While both return the title field for each item, the first commands returns the values as a string list while the second command wraps the string list back to an array. For further processing, the latter may be the more useful as it allows to use the transformed array.

Using jq’s built-in map function, this can also be written in a more readable way.

cat data.json | jq '.data.posts | map(.title)'

Functions / Filters

jq offers much more than simple filtering and has many powerful built-in functions that let you perform a variety of useful operations on JSON data. Most of these functions tend to mirror JavaScript functions and might feel familiar. Even better, you can also implement your own functions, if you want/need to. Thus the following section only covers the most common cases.

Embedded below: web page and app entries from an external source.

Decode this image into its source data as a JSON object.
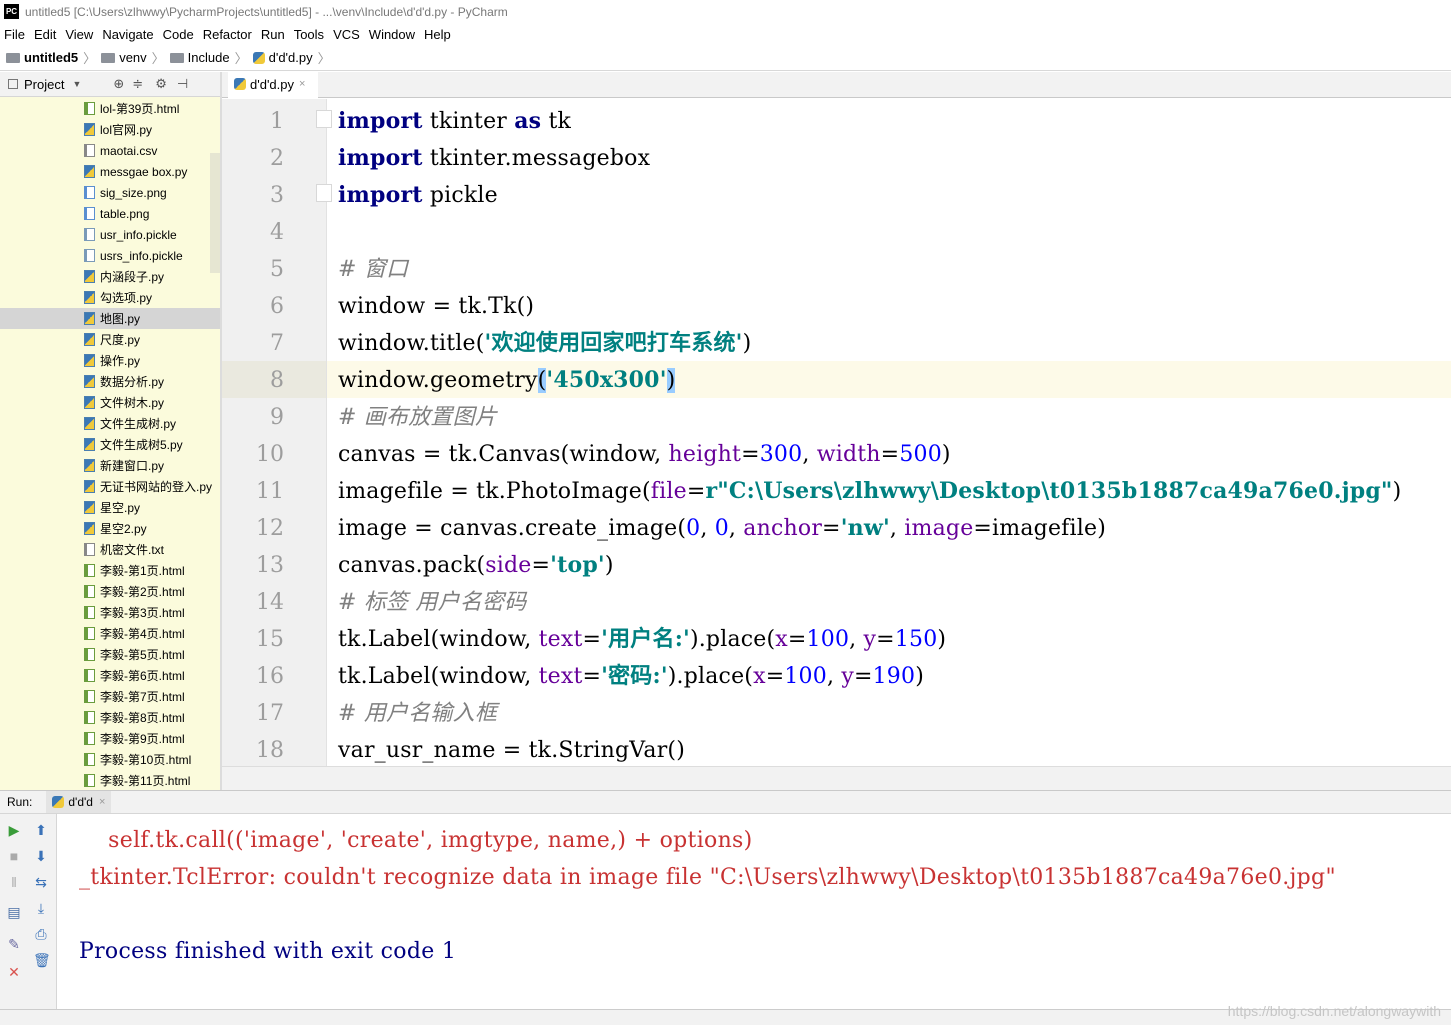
{
  "window": {
    "title": "untitled5 [C:\\Users\\zlhwwy\\PycharmProjects\\untitled5] - ...\\venv\\Include\\d'd'd.py - PyCharm",
    "app_badge": "PC"
  },
  "menu": [
    "File",
    "Edit",
    "View",
    "Navigate",
    "Code",
    "Refactor",
    "Run",
    "Tools",
    "VCS",
    "Window",
    "Help"
  ],
  "breadcrumb": [
    "untitled5",
    "venv",
    "Include",
    "d'd'd.py"
  ],
  "project_panel": {
    "label": "Project"
  },
  "files": [
    {
      "name": "lol-第39页.html",
      "type": "html"
    },
    {
      "name": "lol官网.py",
      "type": "py"
    },
    {
      "name": "maotai.csv",
      "type": "csv"
    },
    {
      "name": "messgae box.py",
      "type": "py"
    },
    {
      "name": "sig_size.png",
      "type": "png"
    },
    {
      "name": "table.png",
      "type": "png"
    },
    {
      "name": "usr_info.pickle",
      "type": "pickle"
    },
    {
      "name": "usrs_info.pickle",
      "type": "pickle"
    },
    {
      "name": "内涵段子.py",
      "type": "py"
    },
    {
      "name": "勾选项.py",
      "type": "py"
    },
    {
      "name": "地图.py",
      "type": "py",
      "selected": true
    },
    {
      "name": "尺度.py",
      "type": "py"
    },
    {
      "name": "操作.py",
      "type": "py"
    },
    {
      "name": "数据分析.py",
      "type": "py"
    },
    {
      "name": "文件树木.py",
      "type": "py"
    },
    {
      "name": "文件生成树.py",
      "type": "py"
    },
    {
      "name": "文件生成树5.py",
      "type": "py"
    },
    {
      "name": "新建窗口.py",
      "type": "py"
    },
    {
      "name": "无证书网站的登入.py",
      "type": "py"
    },
    {
      "name": "星空.py",
      "type": "py"
    },
    {
      "name": "星空2.py",
      "type": "py"
    },
    {
      "name": "机密文件.txt",
      "type": "txt"
    },
    {
      "name": "李毅-第1页.html",
      "type": "html"
    },
    {
      "name": "李毅-第2页.html",
      "type": "html"
    },
    {
      "name": "李毅-第3页.html",
      "type": "html"
    },
    {
      "name": "李毅-第4页.html",
      "type": "html"
    },
    {
      "name": "李毅-第5页.html",
      "type": "html"
    },
    {
      "name": "李毅-第6页.html",
      "type": "html"
    },
    {
      "name": "李毅-第7页.html",
      "type": "html"
    },
    {
      "name": "李毅-第8页.html",
      "type": "html"
    },
    {
      "name": "李毅-第9页.html",
      "type": "html"
    },
    {
      "name": "李毅-第10页.html",
      "type": "html"
    },
    {
      "name": "李毅-第11页.html",
      "type": "html"
    }
  ],
  "editor_tab": {
    "label": "d'd'd.py",
    "close": "×"
  },
  "line_numbers": [
    "1",
    "2",
    "3",
    "4",
    "5",
    "6",
    "7",
    "8",
    "9",
    "10",
    "11",
    "12",
    "13",
    "14",
    "15",
    "16",
    "17",
    "18"
  ],
  "code": {
    "l1": {
      "kw1": "import",
      "t1": " tkinter ",
      "kw2": "as",
      "t2": " tk"
    },
    "l2": {
      "kw1": "import",
      "t1": " tkinter.messagebox"
    },
    "l3": {
      "kw1": "import",
      "t1": " pickle"
    },
    "l5": {
      "cm": "# 窗口"
    },
    "l6": {
      "t1": "window = tk.Tk()"
    },
    "l7": {
      "t1": "window.title(",
      "s1": "'欢迎使用回家吧打车系统'",
      "t2": ")"
    },
    "l8": {
      "t1": "window.geometry",
      "b1": "(",
      "s1": "'450x300'",
      "b2": ")"
    },
    "l9": {
      "cm": "# 画布放置图片"
    },
    "l10": {
      "t1": "canvas = tk.Canvas(window, ",
      "p1": "height",
      "t2": "=",
      "n1": "300",
      "t3": ", ",
      "p2": "width",
      "t4": "=",
      "n2": "500",
      "t5": ")"
    },
    "l11": {
      "t1": "imagefile = tk.PhotoImage(",
      "p1": "file",
      "t2": "=",
      "s1": "r\"C:\\Users\\zlhwwy\\Desktop\\t0135b1887ca49a76e0.jpg\"",
      "t3": ")"
    },
    "l12": {
      "t1": "image = canvas.create_image(",
      "n1": "0",
      "t2": ", ",
      "n2": "0",
      "t3": ", ",
      "p1": "anchor",
      "t4": "=",
      "s1": "'nw'",
      "t5": ", ",
      "p2": "image",
      "t6": "=imagefile)"
    },
    "l13": {
      "t1": "canvas.pack(",
      "p1": "side",
      "t2": "=",
      "s1": "'top'",
      "t3": ")"
    },
    "l14": {
      "cm": "# 标签 用户名密码"
    },
    "l15": {
      "t1": "tk.Label(window, ",
      "p1": "text",
      "t2": "=",
      "s1": "'用户名:'",
      "t3": ").place(",
      "p2": "x",
      "t4": "=",
      "n1": "100",
      "t5": ", ",
      "p3": "y",
      "t6": "=",
      "n2": "150",
      "t7": ")"
    },
    "l16": {
      "t1": "tk.Label(window, ",
      "p1": "text",
      "t2": "=",
      "s1": "'密码:'",
      "t3": ").place(",
      "p2": "x",
      "t4": "=",
      "n1": "100",
      "t5": ", ",
      "p3": "y",
      "t6": "=",
      "n2": "190",
      "t7": ")"
    },
    "l17": {
      "cm": "# 用户名输入框"
    },
    "l18": {
      "t1": "var_usr_name = tk.StringVar()"
    }
  },
  "run_panel": {
    "label": "Run:",
    "tab": "d'd'd",
    "close": "×"
  },
  "console": {
    "line1": "    self.tk.call(('image', 'create', imgtype, name,) + options)",
    "line2": "_tkinter.TclError: couldn't recognize data in image file \"C:\\Users\\zlhwwy\\Desktop\\t0135b1887ca49a76e0.jpg\"",
    "line3": "Process finished with exit code 1"
  },
  "watermark": "https://blog.csdn.net/alongwaywith",
  "colors": {
    "sidebar_bg": "#fbfbdc",
    "keyword": "#000080",
    "string": "#008080",
    "comment": "#808080",
    "param": "#660099",
    "number": "#0000ff",
    "error": "#c83232"
  }
}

Array/object length

One of these handy functions for arrays and objects is the length function which can be used to return the length of an array or the number of properties of an object.

cat data.json | jq '.data.posts | length'

cat data.json | jq '.data.posts[1] | length'


Using sort, you can sort an array.

cat data.json | jq '.data.posts | map(.title) | sort'


Similar, using reverse, you can invert the order of an array.

cat data.json | jq '.data.posts | map(.title) | reverse'

Minimum / Maximum

The min and max functions, on the other hand, let you quickly find the minimum or maximum element of an array.

cat data.json | jq '.data.posts | map(.id) | min'

cat data.json | jq '.data.posts | map(.id) | max'


Using unique, you can generate an array with unique values of an array.

cat data.json | jq '.data.posts | map(.author) | unique'

Joining lists

Using join, you can join an array to a string using a custom delimiter.

cat data.json | jq '.data.posts | map(.id) | join("/")'

Regular expressions

The test function lets you check whether an input matches a particular regular expression. The following example returns the value of the summary property of all posts with a title that end with the letter t.

cat data.json | jq '.data.posts[] | select(.title | test(".*t$")) | .summary'

Removing formatting (quotes, line breaks)

By default, jq returns JSON-ish results so they can be piped and processed by other commands or jq itself. In case you want to receive raw representations of values, the -r option in jq gives you raw strings.

cat data.json | jq -r '.data.posts[].title'